The Western Australian State Government has also committed $45 million to the Stirling Bus Interchange upgrade project together with $42.5 million committed by the Federal Government.
The Federal Government has also provided $2 million to fund a business case into Trackless Tram, an innovative alternative
to light rail that could potentially deliver similar outcomes with regard to corridor uplift and improved transport at a fraction
of the cost.
The route would connect passengers at the heart of the Stirling City Centre precinct with the iconic tourism destination, Scarborough Beach Foreshore, which recently received a $100 million redevelopment.
In between the two locations sits the major shopping centre Karrinyup, which is soon to complete an $800 million redevelopment, doubling its original size.
The City has a large and strategically placed piece of land on the eastern side of the Stirling City Centre, and has recently publicly stated its interest in encouraging developers of wave park facilities to consider developing the site.
What’s an exciting community program currently underway or coming up in the community?
The City of Stirling delivers over 200 different services and programs to residents, including most recently a back-by-popular-demand Barista Brews course to help young people get qualified in a skill that will improve their employment prospects.
How is the City of Stirling growing its technological capabilities?
The City of Stirling has been investing over several years into a relationship management system (RMS) that will revolutionise the way residents interact and engage with the City when accessing information and services.
The product is a cloud-based solution called Salesforce that will support the City on its digital maturity journey by enabling efficient, responsive and sustainable service experiences to its diverse customers.
Alongside this, the City will develop a bespoke mobile device app that is fully integrated into the RMS, meaning residents can notify the City of issues from their mobile device through the app, and that information will immediately translate into action tasks for the relevant City officers.
How has the pandemic affected the region, and how is the city recovering?

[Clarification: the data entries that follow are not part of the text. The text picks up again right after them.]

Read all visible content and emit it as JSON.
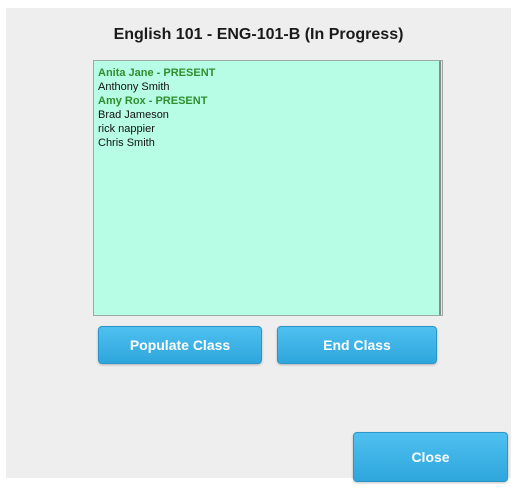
{
  "dialog": {
    "title": "English 101 - ENG-101-B (In Progress)"
  },
  "roster": {
    "items": [
      {
        "label": "Anita Jane - PRESENT",
        "present": true
      },
      {
        "label": "Anthony Smith",
        "present": false
      },
      {
        "label": "Amy Rox - PRESENT",
        "present": true
      },
      {
        "label": "Brad Jameson",
        "present": false
      },
      {
        "label": "rick nappier",
        "present": false
      },
      {
        "label": "Chris Smith",
        "present": false
      }
    ]
  },
  "actions": {
    "populate_label": "Populate Class",
    "end_label": "End Class",
    "close_label": "Close"
  },
  "colors": {
    "list_background": "#b7fce4",
    "present_text": "#2f8f2f",
    "button": "#3ab3e8",
    "dialog_background": "#eeeeee"
  }
}
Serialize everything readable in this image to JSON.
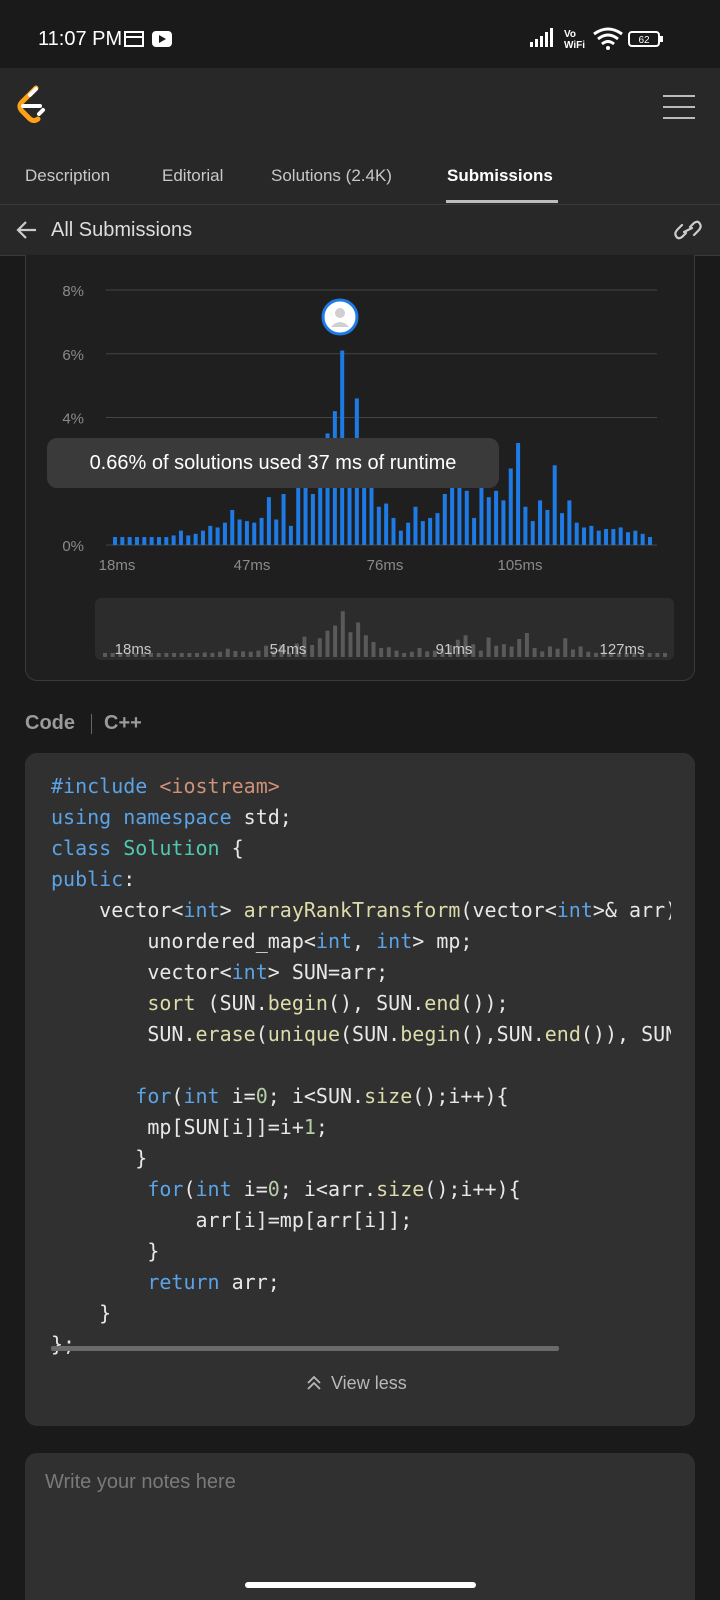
{
  "status_bar": {
    "time": "11:07 PM",
    "volte_label": "Vo WiFi",
    "battery": "62"
  },
  "header": {
    "logo": "leetcode-logo",
    "menu_icon": "hamburger-icon"
  },
  "tabs": [
    {
      "label": "Description",
      "active": false
    },
    {
      "label": "Editorial",
      "active": false
    },
    {
      "label": "Solutions (2.4K)",
      "active": false
    },
    {
      "label": "Submissions",
      "active": true
    }
  ],
  "subheader": {
    "back_label": "All Submissions",
    "link_icon": "link-icon"
  },
  "chart_data": {
    "type": "bar",
    "y_ticks": [
      "8%",
      "6%",
      "4%",
      "0%"
    ],
    "ylim": [
      0,
      8
    ],
    "x_ticks": [
      "18ms",
      "47ms",
      "76ms",
      "105ms"
    ],
    "accent_color": "#1e7be6",
    "tooltip": "0.66% of solutions used 37 ms of runtime",
    "selected_x": "37ms",
    "values": [
      0.25,
      0.25,
      0.25,
      0.25,
      0.25,
      0.25,
      0.25,
      0.25,
      0.3,
      0.45,
      0.3,
      0.35,
      0.45,
      0.6,
      0.55,
      0.7,
      1.1,
      0.8,
      0.75,
      0.7,
      0.85,
      1.5,
      0.8,
      1.6,
      0.6,
      1.8,
      2.7,
      1.6,
      2.5,
      3.5,
      4.2,
      6.1,
      3.3,
      4.6,
      2.9,
      2.0,
      1.2,
      1.3,
      0.85,
      0.45,
      0.7,
      1.2,
      0.75,
      0.85,
      1.0,
      1.6,
      2.3,
      2.9,
      1.7,
      0.85,
      2.6,
      1.5,
      1.7,
      1.4,
      2.4,
      3.2,
      1.2,
      0.75,
      1.4,
      1.1,
      2.5,
      1.0,
      1.4,
      0.7,
      0.55,
      0.6,
      0.45,
      0.5,
      0.5,
      0.55,
      0.4,
      0.45,
      0.35,
      0.25
    ],
    "range_slider": {
      "labels": [
        "18ms",
        "54ms",
        "91ms",
        "127ms"
      ]
    }
  },
  "code_section": {
    "label": "Code",
    "language": "C++",
    "view_less": "View less"
  },
  "code_lines": [
    "#include <iostream>",
    "using namespace std;",
    "class Solution {",
    "public:",
    "    vector<int> arrayRankTransform(vector<int>& arr) {",
    "        unordered_map<int, int> mp;",
    "        vector<int> SUN=arr;",
    "        sort (SUN.begin(), SUN.end());",
    "        SUN.erase(unique(SUN.begin(),SUN.end()), SUN.end());",
    "",
    "       for(int i=0; i<SUN.size();i++){",
    "        mp[SUN[i]]=i+1;",
    "       }",
    "        for(int i=0; i<arr.size();i++){",
    "            arr[i]=mp[arr[i]];",
    "        }",
    "        return arr;",
    "    }",
    "};"
  ],
  "notes": {
    "placeholder": "Write your notes here"
  }
}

Residents and businesses all across the City of Stirling were hit hard during 2020, and continue to be impacted by the Delta variant-related lockdowns and economic challenges.
In May of 2020, Council approved a $43.7 million boost for households, businesses, and community in the form of our Economic Stimulus and Community Recovery Package.
Primarily funded by drawing down on the City’s reserves, the City strategically reprioritised projects to provide maximum relief for households, businesses, community health and wellbeing and to generate employment opportunities.
The Recovery Package includes:
- Ratepayer Financial Relief Package – $4.9 million
- Business and Activation Package – $7 million
- Community Package – $2.9 million
- Capital Investment Package – $28.9 million The Economic Stimulus and Community Recovery package complemented the $2.1M in measures already implemented as an immediate response to COVID-19, including:
- Development of a Community Services Hotline and a Small Business Hotline
- A partnership with Business Foundations to give tailored one-on-one advice
- Waiving verge permit fees and reducing bond charges
- Reducing meal fees for two months for all Home and Community Care and Commonwealth Home